Another option would be to wait until I have the solar system for my house configured which would eliminate the need for a separate solar system for battery charging but that’s likely to be a while. Plus, it’s always good to have backups and a portable system would be useful to have around. More on this soon, stand by.


6 Responses to Going Solar; First Steps; Baby Steps…

  1. Funny, I’m in the same boat with trying to use up the remaining disposable batteries and moving to the NiMH rechargables. Been trying to standardize on AA batteries for most everything, but still have some electronics that require D’s, AAA’s, and 9-volts. Don’t own any of the solar battery smart chargers, but the cheap outdoor solar garden/path lights can be used to put a bulk charge on AA NiMH batteries – then move them to the smart charger for the final charging phases. The solar lights come with a rechargable AA NiCad too, won’t last as long as the NiMH’s, but still usable.

    For the home solar system, have you thought about getting over the learning curve by starting with a small system first? Something like this maybe:
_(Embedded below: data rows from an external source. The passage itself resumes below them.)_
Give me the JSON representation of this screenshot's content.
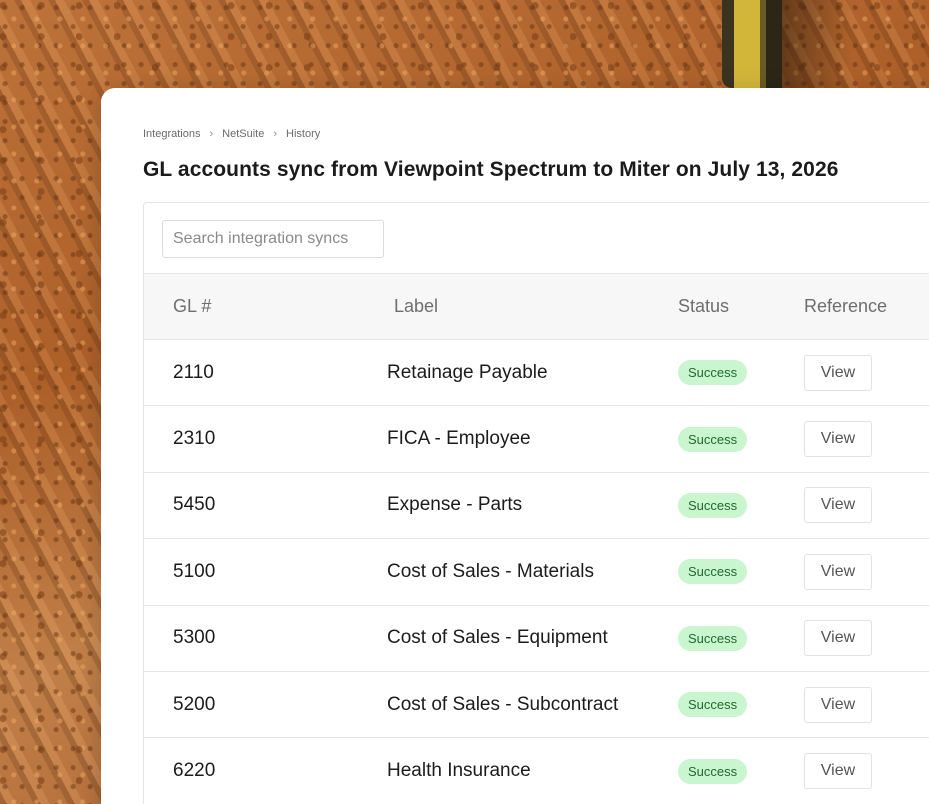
{
  "breadcrumb": [
    "Integrations",
    "NetSuite",
    "History"
  ],
  "title": "GL accounts sync from Viewpoint Spectrum to Miter on July 13, 2026",
  "search": {
    "placeholder": "Search integration syncs",
    "value": ""
  },
  "table": {
    "columns": [
      "GL #",
      "Label",
      "Status",
      "Reference"
    ],
    "rows": [
      {
        "gl": "2110",
        "label": "Retainage Payable",
        "status": "Success",
        "reference": "View"
      },
      {
        "gl": "2310",
        "label": "FICA - Employee",
        "status": "Success",
        "reference": "View"
      },
      {
        "gl": "5450",
        "label": "Expense - Parts",
        "status": "Success",
        "reference": "View"
      },
      {
        "gl": "5100",
        "label": "Cost of Sales - Materials",
        "status": "Success",
        "reference": "View"
      },
      {
        "gl": "5300",
        "label": "Cost of Sales - Equipment",
        "status": "Success",
        "reference": "View"
      },
      {
        "gl": "5200",
        "label": "Cost of Sales - Subcontract",
        "status": "Success",
        "reference": "View"
      },
      {
        "gl": "6220",
        "label": "Health Insurance",
        "status": "Success",
        "reference": "View"
      }
    ]
  },
  "colors": {
    "success_bg": "#c9f5cf",
    "success_text": "#1f6b2d"
  },
  "icons": {
    "breadcrumb_separator": "chevron-right-icon"
  }
}
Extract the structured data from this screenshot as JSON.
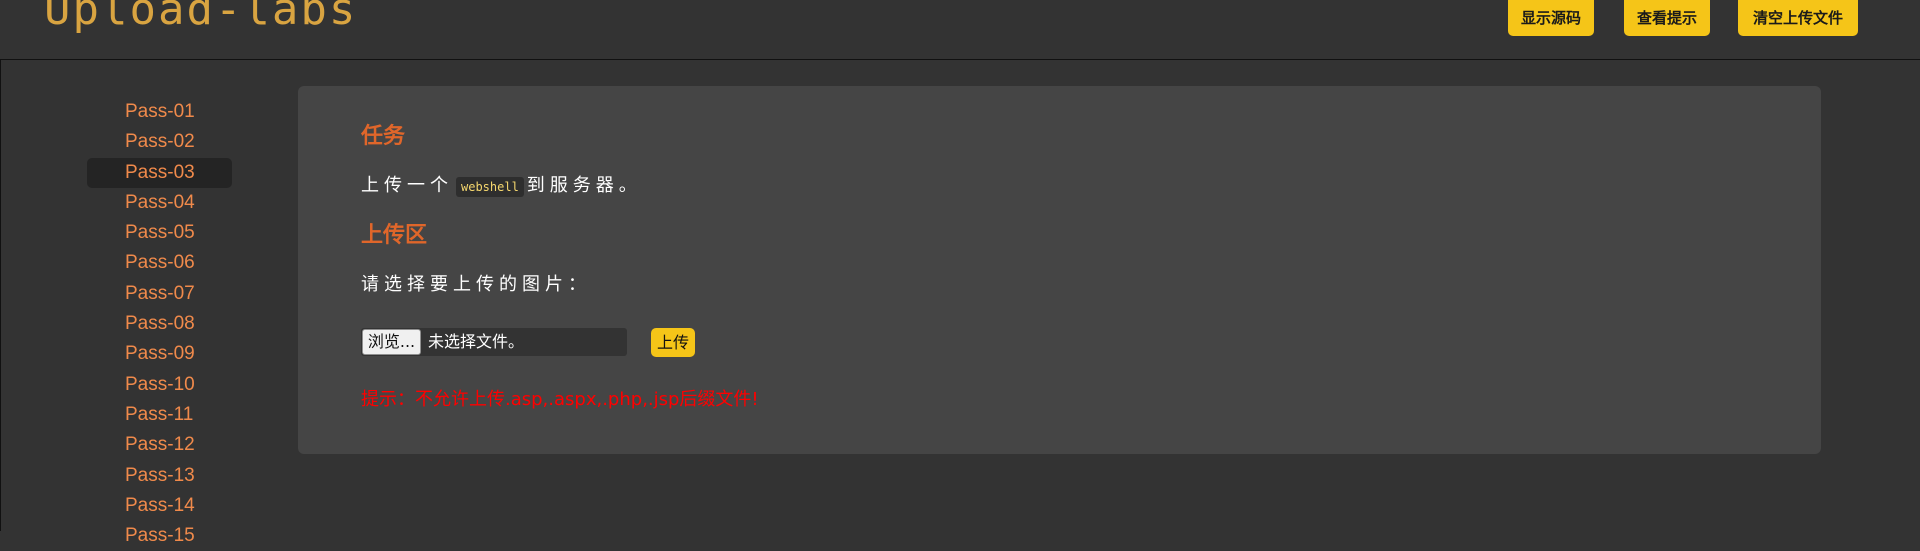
{
  "header": {
    "logo_text": "Upload-labs",
    "buttons": [
      {
        "label": "显示源码"
      },
      {
        "label": "查看提示"
      },
      {
        "label": "清空上传文件"
      }
    ]
  },
  "sidebar": {
    "items": [
      {
        "label": "Pass-01"
      },
      {
        "label": "Pass-02"
      },
      {
        "label": "Pass-03"
      },
      {
        "label": "Pass-04"
      },
      {
        "label": "Pass-05"
      },
      {
        "label": "Pass-06"
      },
      {
        "label": "Pass-07"
      },
      {
        "label": "Pass-08"
      },
      {
        "label": "Pass-09"
      },
      {
        "label": "Pass-10"
      },
      {
        "label": "Pass-11"
      },
      {
        "label": "Pass-12"
      },
      {
        "label": "Pass-13"
      },
      {
        "label": "Pass-14"
      },
      {
        "label": "Pass-15"
      }
    ],
    "active_index": 2
  },
  "main": {
    "task_heading": "任务",
    "task_text_before": "上传一个",
    "task_code": "webshell",
    "task_text_after": "到服务器。",
    "upload_heading": "上传区",
    "select_prompt": "请选择要上传的图片：",
    "browse_label": "浏览...",
    "file_status": "未选择文件。",
    "submit_label": "上传",
    "hint": "提示：不允许上传.asp,.aspx,.php,.jsp后缀文件!"
  },
  "colors": {
    "accent_yellow": "#f5c518",
    "heading_orange": "#e0662a",
    "nav_orange": "#f08a4b",
    "hint_red": "#ff0000"
  }
}
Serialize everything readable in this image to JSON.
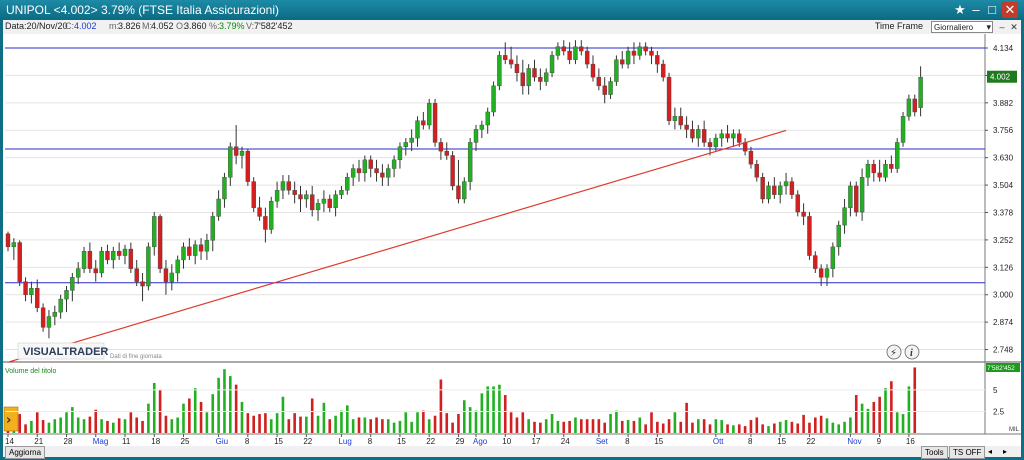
{
  "window": {
    "title": "UNIPOL <4.002> 3.79%  (FTSE Italia Assicurazioni)",
    "star_icon": "star-icon",
    "minimize_label": "–",
    "maximize_label": "□",
    "close_label": "✕"
  },
  "info": {
    "data": "Data:20/Nov/20",
    "close_label": "C:",
    "close": "4.002",
    "min_label": "m:",
    "min": "3.826",
    "max_label": "M:",
    "max": "4.052",
    "open_label": "O:",
    "open": "3.860",
    "pct_label": "%:",
    "pct": "3.79%",
    "vol_label": "V:",
    "vol": "7'582'452",
    "timeframe_label": "Time Frame",
    "timeframe_value": "Giornaliero",
    "colors": {
      "close": "#1a3ad6",
      "pct": "#0a8a0a"
    }
  },
  "status": {
    "aggiorna": "Aggiorna",
    "tools": "Tools",
    "ts_off": "TS OFF",
    "arrow_left": "◂",
    "arrow_right": "▸"
  },
  "chart_data": {
    "type": "candlestick",
    "price_axis": {
      "ticks": [
        "4.134",
        "4.008",
        "3.882",
        "3.756",
        "3.630",
        "3.504",
        "3.378",
        "3.252",
        "3.126",
        "3.000",
        "2.874",
        "2.748"
      ],
      "range": [
        2.7,
        4.18
      ]
    },
    "current_price_label": "4.002",
    "horizontal_lines": [
      4.134,
      3.67,
      3.055
    ],
    "trendline": {
      "from": [
        0,
        2.69
      ],
      "to": [
        133,
        3.755
      ]
    },
    "watermark": "VISUALTRADER",
    "watermark_sub": "Dati di fine giornata",
    "volume_pane": {
      "label": "Volume del titolo",
      "ticks": [
        "5",
        "2.5"
      ],
      "unit": "MIL",
      "last_label": "7'582'452",
      "range": [
        0,
        8
      ]
    },
    "x_ticks": [
      {
        "i": 0,
        "label": "14",
        "month": false
      },
      {
        "i": 5,
        "label": "21",
        "month": false
      },
      {
        "i": 10,
        "label": "28",
        "month": false
      },
      {
        "i": 15,
        "label": "Mag",
        "month": true
      },
      {
        "i": 20,
        "label": "11",
        "month": false
      },
      {
        "i": 25,
        "label": "18",
        "month": false
      },
      {
        "i": 30,
        "label": "25",
        "month": false
      },
      {
        "i": 36,
        "label": "Giu",
        "month": true
      },
      {
        "i": 41,
        "label": "8",
        "month": false
      },
      {
        "i": 46,
        "label": "15",
        "month": false
      },
      {
        "i": 51,
        "label": "22",
        "month": false
      },
      {
        "i": 57,
        "label": "Lug",
        "month": true
      },
      {
        "i": 62,
        "label": "8",
        "month": false
      },
      {
        "i": 67,
        "label": "15",
        "month": false
      },
      {
        "i": 72,
        "label": "22",
        "month": false
      },
      {
        "i": 77,
        "label": "29",
        "month": false
      },
      {
        "i": 80,
        "label": "Ago",
        "month": true
      },
      {
        "i": 85,
        "label": "10",
        "month": false
      },
      {
        "i": 90,
        "label": "17",
        "month": false
      },
      {
        "i": 95,
        "label": "24",
        "month": false
      },
      {
        "i": 101,
        "label": "Set",
        "month": true
      },
      {
        "i": 106,
        "label": "8",
        "month": false
      },
      {
        "i": 111,
        "label": "15",
        "month": false
      },
      {
        "i": 121,
        "label": "Ott",
        "month": true
      },
      {
        "i": 127,
        "label": "8",
        "month": false
      },
      {
        "i": 132,
        "label": "15",
        "month": false
      },
      {
        "i": 137,
        "label": "22",
        "month": false
      },
      {
        "i": 144,
        "label": "Nov",
        "month": true
      },
      {
        "i": 149,
        "label": "9",
        "month": false
      },
      {
        "i": 154,
        "label": "16",
        "month": false
      }
    ],
    "candles": [
      [
        3.28,
        3.29,
        3.2,
        3.22
      ],
      [
        3.22,
        3.26,
        3.16,
        3.24
      ],
      [
        3.24,
        3.25,
        3.04,
        3.06
      ],
      [
        3.06,
        3.08,
        2.97,
        3.0
      ],
      [
        3.0,
        3.06,
        2.96,
        3.03
      ],
      [
        3.03,
        3.07,
        2.92,
        2.94
      ],
      [
        2.94,
        2.96,
        2.83,
        2.85
      ],
      [
        2.85,
        2.93,
        2.8,
        2.9
      ],
      [
        2.9,
        2.95,
        2.86,
        2.92
      ],
      [
        2.92,
        3.0,
        2.89,
        2.98
      ],
      [
        2.98,
        3.04,
        2.92,
        3.02
      ],
      [
        3.02,
        3.1,
        2.97,
        3.08
      ],
      [
        3.08,
        3.15,
        3.05,
        3.12
      ],
      [
        3.12,
        3.22,
        3.1,
        3.2
      ],
      [
        3.2,
        3.24,
        3.1,
        3.12
      ],
      [
        3.12,
        3.16,
        3.06,
        3.1
      ],
      [
        3.1,
        3.22,
        3.08,
        3.2
      ],
      [
        3.2,
        3.23,
        3.14,
        3.16
      ],
      [
        3.16,
        3.22,
        3.12,
        3.2
      ],
      [
        3.2,
        3.24,
        3.16,
        3.18
      ],
      [
        3.18,
        3.23,
        3.14,
        3.21
      ],
      [
        3.21,
        3.24,
        3.1,
        3.12
      ],
      [
        3.12,
        3.16,
        3.04,
        3.06
      ],
      [
        3.06,
        3.1,
        2.97,
        3.04
      ],
      [
        3.04,
        3.24,
        3.02,
        3.22
      ],
      [
        3.22,
        3.38,
        3.18,
        3.36
      ],
      [
        3.36,
        3.37,
        3.1,
        3.12
      ],
      [
        3.12,
        3.16,
        3.0,
        3.06
      ],
      [
        3.06,
        3.14,
        3.02,
        3.1
      ],
      [
        3.1,
        3.18,
        3.06,
        3.16
      ],
      [
        3.16,
        3.24,
        3.12,
        3.22
      ],
      [
        3.22,
        3.26,
        3.16,
        3.18
      ],
      [
        3.18,
        3.25,
        3.14,
        3.23
      ],
      [
        3.23,
        3.26,
        3.16,
        3.2
      ],
      [
        3.2,
        3.28,
        3.16,
        3.25
      ],
      [
        3.25,
        3.38,
        3.2,
        3.36
      ],
      [
        3.36,
        3.48,
        3.34,
        3.44
      ],
      [
        3.44,
        3.56,
        3.4,
        3.54
      ],
      [
        3.54,
        3.7,
        3.5,
        3.68
      ],
      [
        3.68,
        3.78,
        3.6,
        3.64
      ],
      [
        3.64,
        3.68,
        3.58,
        3.66
      ],
      [
        3.66,
        3.67,
        3.5,
        3.52
      ],
      [
        3.52,
        3.54,
        3.38,
        3.4
      ],
      [
        3.4,
        3.45,
        3.34,
        3.36
      ],
      [
        3.36,
        3.4,
        3.24,
        3.3
      ],
      [
        3.3,
        3.45,
        3.28,
        3.43
      ],
      [
        3.43,
        3.52,
        3.4,
        3.48
      ],
      [
        3.48,
        3.55,
        3.44,
        3.52
      ],
      [
        3.52,
        3.55,
        3.46,
        3.48
      ],
      [
        3.48,
        3.52,
        3.42,
        3.46
      ],
      [
        3.46,
        3.5,
        3.38,
        3.44
      ],
      [
        3.44,
        3.48,
        3.4,
        3.46
      ],
      [
        3.46,
        3.5,
        3.36,
        3.39
      ],
      [
        3.39,
        3.44,
        3.34,
        3.42
      ],
      [
        3.42,
        3.48,
        3.38,
        3.44
      ],
      [
        3.44,
        3.46,
        3.38,
        3.4
      ],
      [
        3.4,
        3.48,
        3.36,
        3.46
      ],
      [
        3.46,
        3.5,
        3.44,
        3.48
      ],
      [
        3.48,
        3.56,
        3.46,
        3.54
      ],
      [
        3.54,
        3.6,
        3.5,
        3.58
      ],
      [
        3.58,
        3.62,
        3.52,
        3.56
      ],
      [
        3.56,
        3.64,
        3.52,
        3.62
      ],
      [
        3.62,
        3.64,
        3.54,
        3.58
      ],
      [
        3.58,
        3.62,
        3.52,
        3.56
      ],
      [
        3.56,
        3.6,
        3.5,
        3.54
      ],
      [
        3.54,
        3.6,
        3.5,
        3.58
      ],
      [
        3.58,
        3.64,
        3.54,
        3.62
      ],
      [
        3.62,
        3.7,
        3.58,
        3.68
      ],
      [
        3.68,
        3.72,
        3.64,
        3.7
      ],
      [
        3.7,
        3.76,
        3.66,
        3.72
      ],
      [
        3.72,
        3.82,
        3.68,
        3.8
      ],
      [
        3.8,
        3.84,
        3.76,
        3.78
      ],
      [
        3.78,
        3.9,
        3.76,
        3.88
      ],
      [
        3.88,
        3.9,
        3.68,
        3.7
      ],
      [
        3.7,
        3.72,
        3.62,
        3.66
      ],
      [
        3.66,
        3.7,
        3.62,
        3.64
      ],
      [
        3.64,
        3.66,
        3.48,
        3.5
      ],
      [
        3.5,
        3.62,
        3.42,
        3.44
      ],
      [
        3.44,
        3.54,
        3.42,
        3.52
      ],
      [
        3.52,
        3.72,
        3.48,
        3.7
      ],
      [
        3.7,
        3.78,
        3.66,
        3.76
      ],
      [
        3.76,
        3.8,
        3.72,
        3.78
      ],
      [
        3.78,
        3.86,
        3.74,
        3.84
      ],
      [
        3.84,
        3.98,
        3.82,
        3.96
      ],
      [
        3.96,
        4.12,
        3.94,
        4.1
      ],
      [
        4.1,
        4.16,
        4.06,
        4.08
      ],
      [
        4.08,
        4.14,
        4.04,
        4.06
      ],
      [
        4.06,
        4.1,
        3.98,
        4.02
      ],
      [
        4.02,
        4.08,
        3.92,
        3.96
      ],
      [
        3.96,
        4.06,
        3.92,
        4.04
      ],
      [
        4.04,
        4.08,
        3.98,
        4.0
      ],
      [
        4.0,
        4.04,
        3.94,
        3.98
      ],
      [
        3.98,
        4.04,
        3.96,
        4.02
      ],
      [
        4.02,
        4.12,
        4.0,
        4.1
      ],
      [
        4.1,
        4.16,
        4.08,
        4.14
      ],
      [
        4.14,
        4.17,
        4.1,
        4.12
      ],
      [
        4.12,
        4.16,
        4.06,
        4.08
      ],
      [
        4.08,
        4.17,
        4.06,
        4.14
      ],
      [
        4.14,
        4.17,
        4.1,
        4.12
      ],
      [
        4.12,
        4.14,
        4.04,
        4.06
      ],
      [
        4.06,
        4.1,
        3.98,
        4.0
      ],
      [
        4.0,
        4.04,
        3.94,
        3.96
      ],
      [
        3.96,
        4.0,
        3.88,
        3.92
      ],
      [
        3.92,
        4.0,
        3.9,
        3.98
      ],
      [
        3.98,
        4.1,
        3.96,
        4.08
      ],
      [
        4.08,
        4.12,
        4.04,
        4.06
      ],
      [
        4.06,
        4.14,
        4.04,
        4.12
      ],
      [
        4.12,
        4.16,
        4.06,
        4.1
      ],
      [
        4.1,
        4.16,
        4.08,
        4.14
      ],
      [
        4.14,
        4.16,
        4.1,
        4.12
      ],
      [
        4.12,
        4.14,
        4.06,
        4.1
      ],
      [
        4.1,
        4.12,
        4.02,
        4.06
      ],
      [
        4.06,
        4.08,
        3.98,
        4.0
      ],
      [
        4.0,
        4.02,
        3.78,
        3.8
      ],
      [
        3.8,
        3.86,
        3.76,
        3.82
      ],
      [
        3.82,
        3.86,
        3.76,
        3.78
      ],
      [
        3.78,
        3.82,
        3.72,
        3.76
      ],
      [
        3.76,
        3.8,
        3.7,
        3.72
      ],
      [
        3.72,
        3.78,
        3.68,
        3.76
      ],
      [
        3.76,
        3.8,
        3.68,
        3.7
      ],
      [
        3.7,
        3.72,
        3.64,
        3.68
      ],
      [
        3.68,
        3.74,
        3.66,
        3.72
      ],
      [
        3.72,
        3.76,
        3.68,
        3.74
      ],
      [
        3.74,
        3.78,
        3.7,
        3.72
      ],
      [
        3.72,
        3.76,
        3.68,
        3.74
      ],
      [
        3.74,
        3.76,
        3.68,
        3.7
      ],
      [
        3.7,
        3.72,
        3.64,
        3.66
      ],
      [
        3.66,
        3.68,
        3.58,
        3.6
      ],
      [
        3.6,
        3.62,
        3.52,
        3.54
      ],
      [
        3.54,
        3.56,
        3.42,
        3.44
      ],
      [
        3.44,
        3.52,
        3.42,
        3.5
      ],
      [
        3.5,
        3.54,
        3.44,
        3.46
      ],
      [
        3.46,
        3.52,
        3.42,
        3.5
      ],
      [
        3.5,
        3.56,
        3.46,
        3.52
      ],
      [
        3.52,
        3.54,
        3.44,
        3.46
      ],
      [
        3.46,
        3.48,
        3.36,
        3.38
      ],
      [
        3.38,
        3.42,
        3.32,
        3.36
      ],
      [
        3.36,
        3.38,
        3.16,
        3.18
      ],
      [
        3.18,
        3.2,
        3.1,
        3.12
      ],
      [
        3.12,
        3.14,
        3.04,
        3.08
      ],
      [
        3.08,
        3.14,
        3.04,
        3.12
      ],
      [
        3.12,
        3.24,
        3.08,
        3.22
      ],
      [
        3.22,
        3.34,
        3.18,
        3.32
      ],
      [
        3.32,
        3.44,
        3.28,
        3.4
      ],
      [
        3.4,
        3.52,
        3.36,
        3.5
      ],
      [
        3.5,
        3.52,
        3.36,
        3.38
      ],
      [
        3.38,
        3.58,
        3.34,
        3.54
      ],
      [
        3.54,
        3.62,
        3.5,
        3.6
      ],
      [
        3.6,
        3.62,
        3.52,
        3.56
      ],
      [
        3.56,
        3.62,
        3.52,
        3.54
      ],
      [
        3.54,
        3.62,
        3.52,
        3.6
      ],
      [
        3.6,
        3.64,
        3.56,
        3.58
      ],
      [
        3.58,
        3.72,
        3.56,
        3.7
      ],
      [
        3.7,
        3.84,
        3.68,
        3.82
      ],
      [
        3.82,
        3.92,
        3.8,
        3.9
      ],
      [
        3.9,
        3.92,
        3.82,
        3.84
      ],
      [
        3.86,
        4.05,
        3.82,
        4.0
      ]
    ],
    "volumes": [
      1.6,
      1.2,
      2.2,
      1.0,
      1.4,
      2.4,
      1.5,
      1.2,
      1.6,
      1.8,
      2.4,
      3.0,
      1.8,
      1.6,
      1.9,
      2.7,
      1.6,
      1.4,
      1.2,
      1.7,
      1.6,
      2.4,
      1.8,
      1.4,
      3.4,
      5.8,
      5.0,
      2.0,
      1.6,
      1.8,
      3.4,
      4.0,
      5.2,
      3.6,
      2.4,
      4.5,
      6.4,
      7.4,
      6.6,
      5.6,
      3.6,
      2.3,
      2.0,
      2.2,
      2.3,
      1.6,
      2.3,
      4.2,
      1.6,
      2.3,
      1.9,
      1.9,
      4.0,
      2.0,
      3.5,
      1.6,
      2.0,
      2.6,
      3.2,
      1.6,
      1.8,
      1.8,
      1.6,
      1.8,
      1.6,
      1.6,
      1.2,
      1.4,
      2.4,
      1.3,
      2.4,
      2.6,
      1.6,
      2.0,
      6.2,
      2.3,
      1.2,
      2.2,
      3.8,
      3.0,
      2.6,
      4.6,
      5.4,
      5.4,
      5.6,
      4.4,
      2.4,
      1.8,
      2.4,
      1.6,
      1.3,
      1.2,
      1.6,
      2.2,
      1.4,
      1.3,
      1.4,
      1.8,
      1.6,
      1.6,
      1.6,
      1.6,
      1.2,
      2.2,
      2.6,
      1.4,
      1.5,
      1.4,
      1.8,
      1.0,
      2.4,
      1.3,
      1.1,
      1.6,
      2.4,
      1.3,
      3.5,
      1.2,
      1.6,
      1.6,
      1.0,
      1.6,
      1.5,
      1.0,
      0.9,
      1.0,
      0.8,
      1.5,
      1.8,
      1.0,
      0.8,
      1.1,
      1.3,
      1.5,
      1.3,
      1.1,
      2.1,
      1.2,
      1.8,
      2.0,
      1.7,
      1.2,
      1.0,
      1.3,
      1.8,
      4.4,
      3.4,
      2.8,
      3.6,
      4.2,
      5.2,
      6.0,
      2.4,
      2.2,
      5.4,
      7.6
    ]
  }
}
    I started with a small system like this with 4 Trojan T-104 batteries years ago and it worked great for running a radio, lights, and a couple fans at our cottage. You’d still be better off than 95% of the population if the power goes out. I’d be very cautious about dropping big bucks into a multi-kilowatt system as your first exposure to alternative power. But if you decide to, might figure out your current average kWh usage per day from your electric bill, then cut back your electric usage as much as possible for one month to get an idea how large of a system you’ll need. That was a real eye-opener for us. Good luck.

  2. I went a bit further with my first solar baby steps. I’m still not sure whether it was worth the expense but I enjoy fiddling with the set-up anyway.

  3. I recently bought a Chicago Electric 45 watt system mentioned above at a Harbor Freight store on grand opening day. They had it on sale for $150. Pretty good setup in my limited knowledge. Couple of draw backs: the panel supports are not meant to be moved. Pretty stable once assembled but fall apart if you try to pick them up. Also the system comes with 2 lights that plug into 2 special sockets on the regulator. I was not able to find anything else that I could plug into those sockets- i’m guessing they are specifically dedicated for those lights. As you said- baby steps. Next step is to get some more deep cycle batteries

  4. About the rechargeables:

    They are good for a finite number of cycles, so be careful about using them during normal times.

    Most rechargeables don’t last as long as alkaline disposables. LI-Ion is an exception.

    re HF solar panels: Check online–I have read complaints.

  5. Thanks for the great advice everyone. I’m about to throw a new idea that I was discussing with Thoreau the other day at you and look forward to your comments!

  6. My husband and I have lived with a small affordable solar system for 13 years now. We put it together ourselves and it is amazing how quickly you learn how to do once you are depending on it. I run my business on the computers so it is big enough for that. Good luck on it!